The variable response to vismodegib in patients with recurrent SHH-MB suggests the presence of additional tumor mutations that may occur downstream of the transmembrane protein called Smoothened that the drug helps to block. The investigators concluded that while SHH inhibitors “should be advanced in SHH-MB studies, molecular and genomic work remains imperative to identify target populations that will truly benefit.” T

he SHH-MB subgroup appears to be less common in the pediatric population than in the adult population, so the researchers do not have enough data yet to make any conclusions about using vismodegib for children. In future research studies, they emphasized that children exposed to vismodegib should continue to be monitored for safety and efficacy.

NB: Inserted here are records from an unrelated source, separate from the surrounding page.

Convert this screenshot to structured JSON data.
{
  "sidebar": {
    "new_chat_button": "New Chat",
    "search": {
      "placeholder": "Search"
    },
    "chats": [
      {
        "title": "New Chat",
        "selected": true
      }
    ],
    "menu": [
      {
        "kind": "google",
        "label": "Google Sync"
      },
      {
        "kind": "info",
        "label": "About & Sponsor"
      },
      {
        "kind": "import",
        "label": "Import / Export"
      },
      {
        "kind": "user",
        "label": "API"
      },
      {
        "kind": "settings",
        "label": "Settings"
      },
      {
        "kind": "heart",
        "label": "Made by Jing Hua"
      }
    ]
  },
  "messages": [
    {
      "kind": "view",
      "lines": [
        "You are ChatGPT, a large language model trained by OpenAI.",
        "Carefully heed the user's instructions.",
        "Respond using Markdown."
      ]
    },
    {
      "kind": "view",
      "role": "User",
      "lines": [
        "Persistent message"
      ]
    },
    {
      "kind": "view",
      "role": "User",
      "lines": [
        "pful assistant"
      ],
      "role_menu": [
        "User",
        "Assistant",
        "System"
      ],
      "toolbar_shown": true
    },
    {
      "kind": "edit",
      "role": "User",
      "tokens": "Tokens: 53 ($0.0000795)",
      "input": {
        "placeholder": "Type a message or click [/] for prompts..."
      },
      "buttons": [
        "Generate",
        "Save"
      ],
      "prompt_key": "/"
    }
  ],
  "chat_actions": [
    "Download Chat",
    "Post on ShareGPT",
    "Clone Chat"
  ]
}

The studies were performed as part of the Pediatric Brain Tumor Consortium, a multidisciplinary cooperative research organization devoted to the study of correlative tumor biology and new therapies for primary central nervous system tumors of childhood. The co-investigators hold positions at St. Jude Children’s Research Hospital, Memphis; Preston Robert Tisch Brain Tumor Center, Duke University, Durham, N.C.; Center for Neuroscience Research, Children’s National Medical Center, Washington, D.C.; Ann & Robert Lurie Children’s Hospital of Chicago; Helen Diller Cancer Center, University of California, San Francisco; Texas Children’s Cancer Center, Houston; National Cancer Institute, Bethesda, MD; and Cincinnati Children’s Hospital.